Sage Publications.
Format
Moss (2008) argues that...
According to Moss (2008)...
This was proved by Moss (2008)
"The results showed..." (Moss, 2008, p.78)
In-Text Citation
Examples.......
Newton (2013) Suggests that...
According to Newton (2013)...
This was acknowledged by Newton (2013)
"Many viral infections are..."(Newton, 2013, p.43)
Reference List/Bibliography
Author
(Surname followed by initials)
Year of Publication

(in round brackets)
Title of Article

(in single quotation marks)
Title of Journal

(in italics)
Issue Info
-
Volume

(unbracketed) and, where applicable,

part number
,
month

or

season
Page Reference
Format
Example
Newton, H.
(2013)
'Viral infections of the skin',

Nursing Standard
27 (52),
pp. 43-47.

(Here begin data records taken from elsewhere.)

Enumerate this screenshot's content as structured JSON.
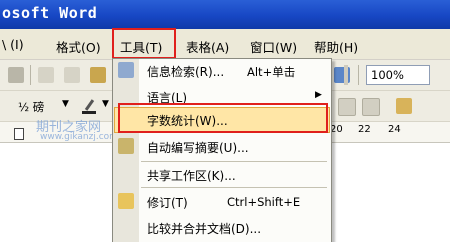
{
  "window": {
    "title": "osoft Word"
  },
  "menubar": {
    "items": [
      {
        "label": "\\ (I)"
      },
      {
        "label": "格式(O)"
      },
      {
        "label": "工具(T)"
      },
      {
        "label": "表格(A)"
      },
      {
        "label": "窗口(W)"
      },
      {
        "label": "帮助(H)"
      }
    ]
  },
  "toolbar": {
    "zoom": "100%"
  },
  "formatting": {
    "font_size": "½ 磅"
  },
  "ruler": {
    "ticks": [
      "20",
      "22",
      "24"
    ]
  },
  "tools_menu": {
    "items": [
      {
        "label": "信息检索(R)...",
        "shortcut": "Alt+单击"
      },
      {
        "label": "语言(L)"
      },
      {
        "label": "字数统计(W)..."
      },
      {
        "label": "自动编写摘要(U)..."
      },
      {
        "label": "共享工作区(K)..."
      },
      {
        "label": "修订(T)",
        "shortcut": "Ctrl+Shift+E"
      },
      {
        "label": "比较并合并文档(D)..."
      }
    ]
  },
  "watermark": {
    "text": "期刊之家网",
    "url": "www.gikanzj.com"
  },
  "colors": {
    "titlebar": "#1747c4",
    "highlight": "#ffe6a6",
    "callout": "#e0201c"
  }
}
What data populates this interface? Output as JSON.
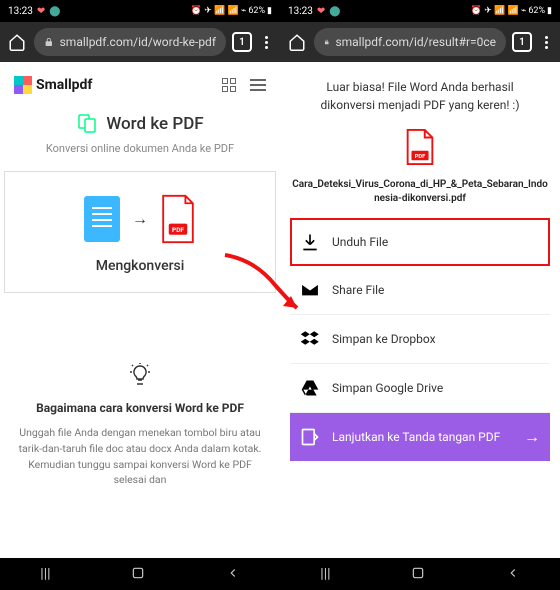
{
  "status": {
    "time": "13:23",
    "battery": "62%",
    "icons": "⏰ ✈ 📶 📶 ⌁"
  },
  "left": {
    "url": "smallpdf.com/id/word-ke-pdf",
    "tab_count": "1",
    "brand": "Smallpdf",
    "title": "Word ke PDF",
    "subtitle": "Konversi online dokumen Anda ke PDF",
    "converting": "Mengkonversi",
    "hint_title": "Bagaimana cara konversi Word ke PDF",
    "hint_text": "Unggah file Anda dengan menekan tombol biru atau tarik-dan-taruh file doc atau docx Anda dalam kotak. Kemudian tunggu sampai konversi Word ke PDF selesai dan"
  },
  "right": {
    "url": "smallpdf.com/id/result#r=0ce",
    "tab_count": "1",
    "success": "Luar biasa! File Word Anda berhasil dikonversi menjadi PDF yang keren! :)",
    "file_name": "Cara_Deteksi_Virus_Corona_di_HP_&_Peta_Sebaran_Indonesia-dikonversi.pdf",
    "actions": {
      "download": "Unduh File",
      "share": "Share File",
      "dropbox": "Simpan ke Dropbox",
      "gdrive": "Simpan Google Drive",
      "sign": "Lanjutkan ke Tanda tangan PDF"
    }
  }
}
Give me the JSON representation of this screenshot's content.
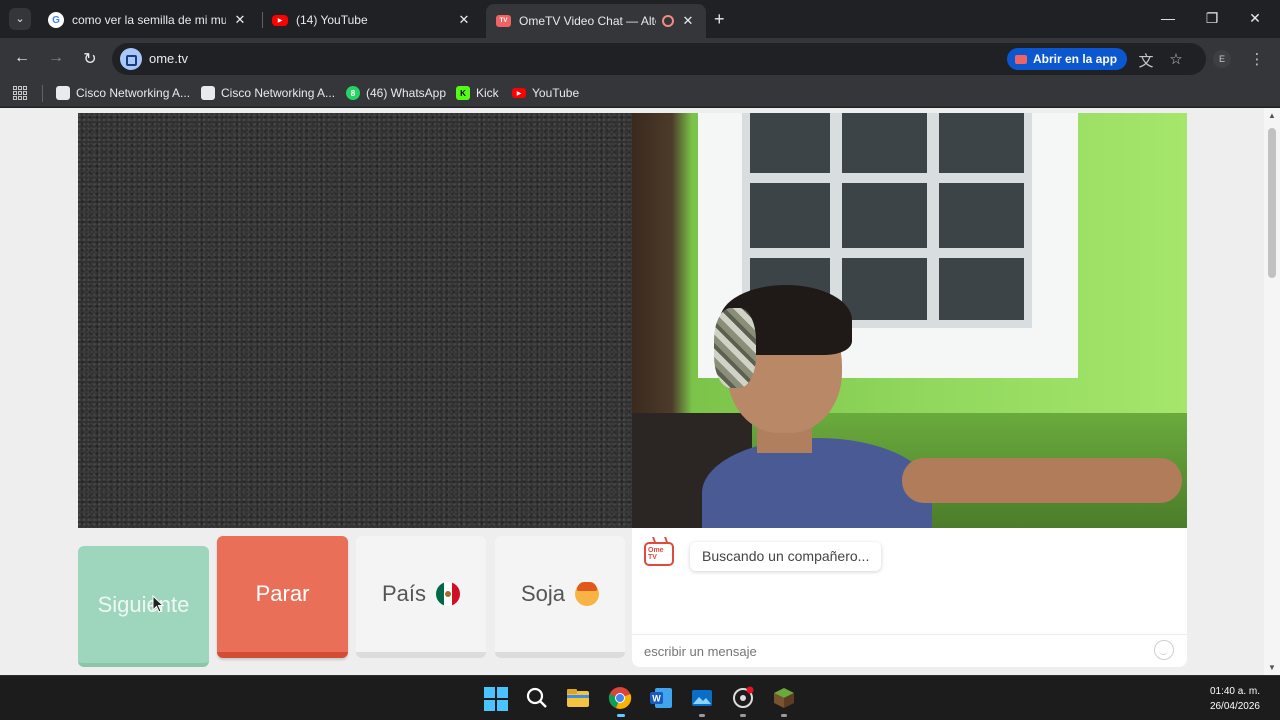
{
  "browser": {
    "tabs": [
      {
        "title": "como ver la semilla de mi mundo",
        "active": false
      },
      {
        "title": "(14) YouTube",
        "active": false
      },
      {
        "title": "OmeTV Video Chat — Alternative",
        "active": true
      }
    ],
    "url": "ome.tv",
    "open_in_app_label": "Abrir en la app",
    "profile_initial": "E",
    "bookmarks": [
      {
        "label": "Cisco Networking A..."
      },
      {
        "label": "Cisco Networking A..."
      },
      {
        "label": "(46) WhatsApp",
        "badge": "8"
      },
      {
        "label": "Kick"
      },
      {
        "label": "YouTube"
      }
    ]
  },
  "page": {
    "buttons": {
      "next_label": "Siguiente",
      "stop_label": "Parar",
      "country_label": "País",
      "gender_label": "Soja"
    },
    "chat": {
      "logo_text": "Ome TV",
      "status_message": "Buscando un compañero...",
      "input_placeholder": "escribir un mensaje"
    }
  },
  "taskbar": {
    "time": "01:40 a. m.",
    "date": "26/04/2026"
  },
  "colors": {
    "next_button": "#9dd6bd",
    "stop_button": "#ea6f58",
    "open_app_button": "#0b57d0"
  }
}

Website
In-Text Citation
Examples.......
Morelle (2013) implies that...
As suggested by Morelle (2013)...
Reference List/Bibliography
Author/Organisation
Year
that the site was published/last updated

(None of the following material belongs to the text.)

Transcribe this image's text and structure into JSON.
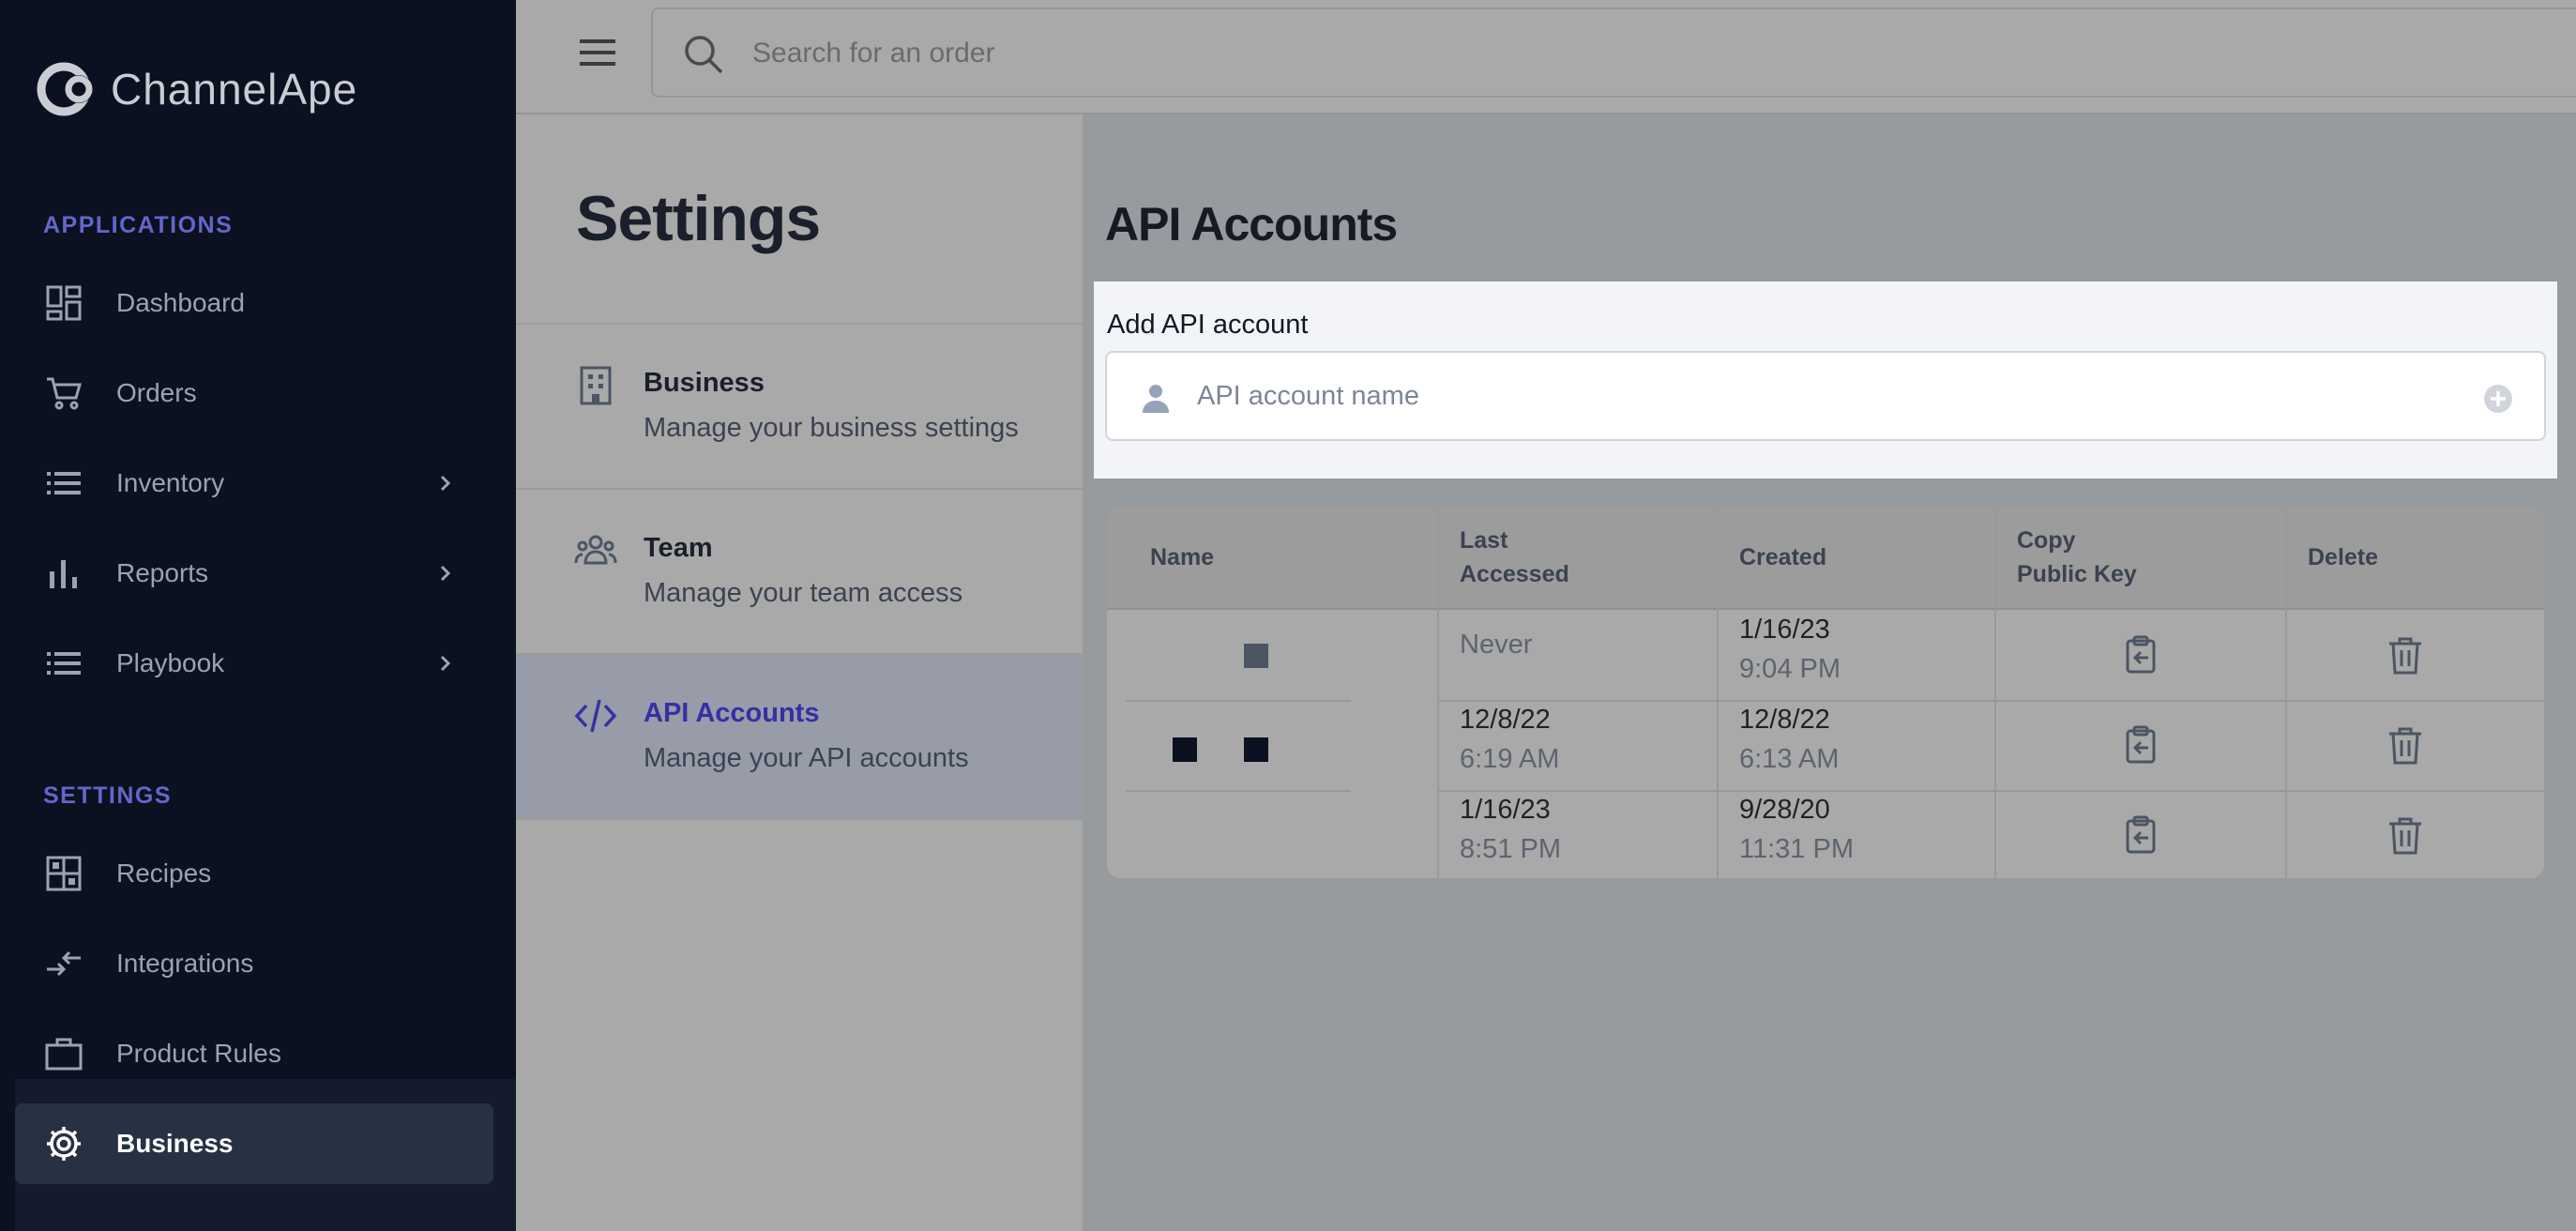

(in round brackets)
Title of web page

(in italics)
Available at
:
URL

(Accessed: date)
Format -
Morelle, R.
(2013)


Example
Your completed reference list should be assembled in alphabetical order by the author's surname.
It should look something like this.......
Mammals harbour at least 320,000 new viruses.
Available at: http://www.bbc.co.uk/news/science-environment-23932400
(Accessed: 16 September 2013).
Moss, B. (2008)
Communication skills for health and social care.
London: Sage Publications.
Newton, H. (2013) 'Viral infections of the skin',

27 (52), pp. 43-47.
Morelle, R. (2013)

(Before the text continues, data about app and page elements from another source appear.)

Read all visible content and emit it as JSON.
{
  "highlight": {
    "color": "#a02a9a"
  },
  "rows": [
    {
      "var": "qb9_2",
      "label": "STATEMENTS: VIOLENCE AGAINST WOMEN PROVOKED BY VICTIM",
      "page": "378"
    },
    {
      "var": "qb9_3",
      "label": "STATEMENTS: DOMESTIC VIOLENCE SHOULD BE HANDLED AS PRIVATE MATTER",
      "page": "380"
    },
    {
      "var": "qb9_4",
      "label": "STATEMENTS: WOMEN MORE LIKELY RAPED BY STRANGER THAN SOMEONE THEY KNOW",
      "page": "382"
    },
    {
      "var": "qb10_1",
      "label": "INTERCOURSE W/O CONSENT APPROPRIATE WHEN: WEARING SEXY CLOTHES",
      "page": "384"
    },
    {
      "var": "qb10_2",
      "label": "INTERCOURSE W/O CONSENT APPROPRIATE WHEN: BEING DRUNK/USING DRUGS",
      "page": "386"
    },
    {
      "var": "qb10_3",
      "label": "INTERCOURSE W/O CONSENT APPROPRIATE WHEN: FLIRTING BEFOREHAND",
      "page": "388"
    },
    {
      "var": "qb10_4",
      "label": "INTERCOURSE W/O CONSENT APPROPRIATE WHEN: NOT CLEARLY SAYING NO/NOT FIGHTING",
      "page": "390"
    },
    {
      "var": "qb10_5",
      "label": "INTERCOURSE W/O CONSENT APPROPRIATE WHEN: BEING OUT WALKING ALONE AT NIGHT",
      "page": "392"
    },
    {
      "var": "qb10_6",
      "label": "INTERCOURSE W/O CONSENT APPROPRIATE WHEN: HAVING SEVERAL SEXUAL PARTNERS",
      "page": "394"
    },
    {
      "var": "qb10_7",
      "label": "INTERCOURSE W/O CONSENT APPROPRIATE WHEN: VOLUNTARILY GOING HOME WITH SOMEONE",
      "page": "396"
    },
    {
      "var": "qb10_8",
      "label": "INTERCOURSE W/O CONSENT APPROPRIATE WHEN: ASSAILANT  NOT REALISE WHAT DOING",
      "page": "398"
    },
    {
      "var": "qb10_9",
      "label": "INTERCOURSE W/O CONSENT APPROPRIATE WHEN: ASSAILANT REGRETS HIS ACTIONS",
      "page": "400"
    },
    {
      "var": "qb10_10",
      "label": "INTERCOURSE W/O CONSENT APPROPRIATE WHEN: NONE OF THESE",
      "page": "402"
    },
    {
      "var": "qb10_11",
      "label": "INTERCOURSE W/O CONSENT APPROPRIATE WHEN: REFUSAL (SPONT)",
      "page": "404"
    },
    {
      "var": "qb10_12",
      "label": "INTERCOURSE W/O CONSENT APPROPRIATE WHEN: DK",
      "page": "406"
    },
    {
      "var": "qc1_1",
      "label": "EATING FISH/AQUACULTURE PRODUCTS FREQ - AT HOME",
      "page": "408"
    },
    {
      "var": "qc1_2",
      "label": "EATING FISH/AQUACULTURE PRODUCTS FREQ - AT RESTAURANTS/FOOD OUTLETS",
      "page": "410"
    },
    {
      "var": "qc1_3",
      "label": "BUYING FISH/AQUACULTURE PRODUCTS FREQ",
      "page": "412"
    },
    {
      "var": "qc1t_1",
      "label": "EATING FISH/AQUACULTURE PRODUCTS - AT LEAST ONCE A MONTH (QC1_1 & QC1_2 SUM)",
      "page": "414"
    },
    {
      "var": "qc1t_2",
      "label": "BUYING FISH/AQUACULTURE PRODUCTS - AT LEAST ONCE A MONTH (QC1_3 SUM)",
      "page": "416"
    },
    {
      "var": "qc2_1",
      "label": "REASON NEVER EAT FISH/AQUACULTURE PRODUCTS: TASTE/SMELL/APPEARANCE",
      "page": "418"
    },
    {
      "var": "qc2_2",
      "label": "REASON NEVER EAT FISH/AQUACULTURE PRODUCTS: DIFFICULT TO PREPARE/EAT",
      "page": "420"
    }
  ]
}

Mammals harbour at least 320,000 new viruses.
Available at: http://www.bbc.co.uk/news/science-environment-23932400
(Accessed: 16 September 2013).
If you would like to know how to reference other formats, such as Blogs, Podcasts, Interviews, TV/DVD, Images, Graphs and Statistics etc...., please refer to the
'Cite Them Right' book, available in the LRC.
Nursing Standard
Avoid Plagiarism!


Always acknowledge where you have referred to someone else's work....
Follow the format:-
In-Text Citation
Reference List/Bibliography
Be consistent throughout your work...
If you need any additional help or guidance...
Please see a member of the LRC Team
Author:
Organisation:
After identifying symptoms (National Health Service, 2012)...
According to the National Health Service (2012), identifying symptoms......
- If no date, write (no date)
- (Full Website Address)
National Health Service.
(2012)
Check your symptoms.
Available at: http://www.nhsdirect.nhs.uk/checksymptoms
(Accessed: 17 October 2012).
National Health Service (2012)
Check your symptoms.
Available at: http://www.nhsdirect.nhs.uk/checksymptoms
(Accessed: 17 October 2012).
One short quote
One long quote
One paraphrased quote
Present them in the correct format with an in-text citation and completed reference list
Full transcript